**** DATA PROVIDED

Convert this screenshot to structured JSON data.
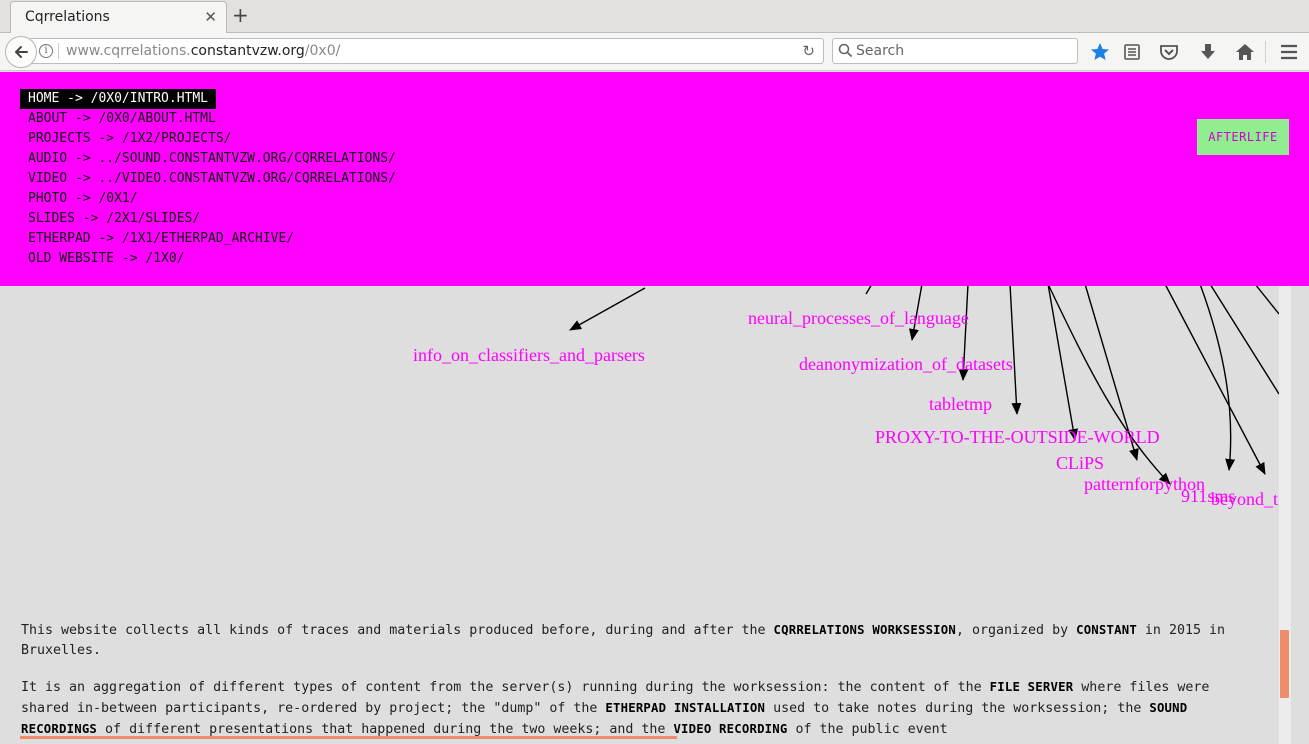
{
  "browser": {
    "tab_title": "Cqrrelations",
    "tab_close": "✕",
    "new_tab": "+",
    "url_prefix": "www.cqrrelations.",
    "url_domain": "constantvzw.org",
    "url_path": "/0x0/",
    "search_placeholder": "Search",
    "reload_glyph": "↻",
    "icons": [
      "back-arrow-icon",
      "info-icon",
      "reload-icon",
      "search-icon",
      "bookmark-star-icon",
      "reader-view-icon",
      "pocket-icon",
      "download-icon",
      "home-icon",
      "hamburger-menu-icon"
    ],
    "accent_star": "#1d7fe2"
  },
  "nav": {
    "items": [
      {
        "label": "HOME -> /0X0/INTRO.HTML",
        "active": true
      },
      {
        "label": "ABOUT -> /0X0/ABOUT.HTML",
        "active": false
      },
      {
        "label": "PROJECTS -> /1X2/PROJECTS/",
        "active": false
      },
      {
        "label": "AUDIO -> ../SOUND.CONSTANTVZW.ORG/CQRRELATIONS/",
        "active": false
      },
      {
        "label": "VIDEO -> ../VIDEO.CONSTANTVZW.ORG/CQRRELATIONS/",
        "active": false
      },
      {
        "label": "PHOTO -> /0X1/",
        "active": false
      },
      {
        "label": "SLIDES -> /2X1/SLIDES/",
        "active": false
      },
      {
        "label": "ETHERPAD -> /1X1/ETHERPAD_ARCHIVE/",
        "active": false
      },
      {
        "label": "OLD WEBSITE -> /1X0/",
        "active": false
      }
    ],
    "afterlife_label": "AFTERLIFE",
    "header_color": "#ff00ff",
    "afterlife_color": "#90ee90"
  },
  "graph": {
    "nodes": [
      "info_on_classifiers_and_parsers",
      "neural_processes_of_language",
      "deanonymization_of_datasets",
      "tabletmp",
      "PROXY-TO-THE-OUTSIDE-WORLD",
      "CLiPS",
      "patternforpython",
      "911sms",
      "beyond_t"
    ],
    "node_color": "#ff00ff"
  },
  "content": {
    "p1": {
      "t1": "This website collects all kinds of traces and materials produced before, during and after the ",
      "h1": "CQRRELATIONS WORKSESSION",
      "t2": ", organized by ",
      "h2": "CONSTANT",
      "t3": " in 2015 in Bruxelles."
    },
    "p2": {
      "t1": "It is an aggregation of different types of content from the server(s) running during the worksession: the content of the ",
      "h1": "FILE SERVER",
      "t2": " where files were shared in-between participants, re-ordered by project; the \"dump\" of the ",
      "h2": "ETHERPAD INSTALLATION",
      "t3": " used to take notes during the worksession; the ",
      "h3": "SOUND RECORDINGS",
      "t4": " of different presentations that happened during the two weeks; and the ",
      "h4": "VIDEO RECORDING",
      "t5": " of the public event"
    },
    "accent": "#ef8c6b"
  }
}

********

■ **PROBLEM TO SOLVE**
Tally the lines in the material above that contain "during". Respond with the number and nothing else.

■ **EXPECTED ANSWER**
4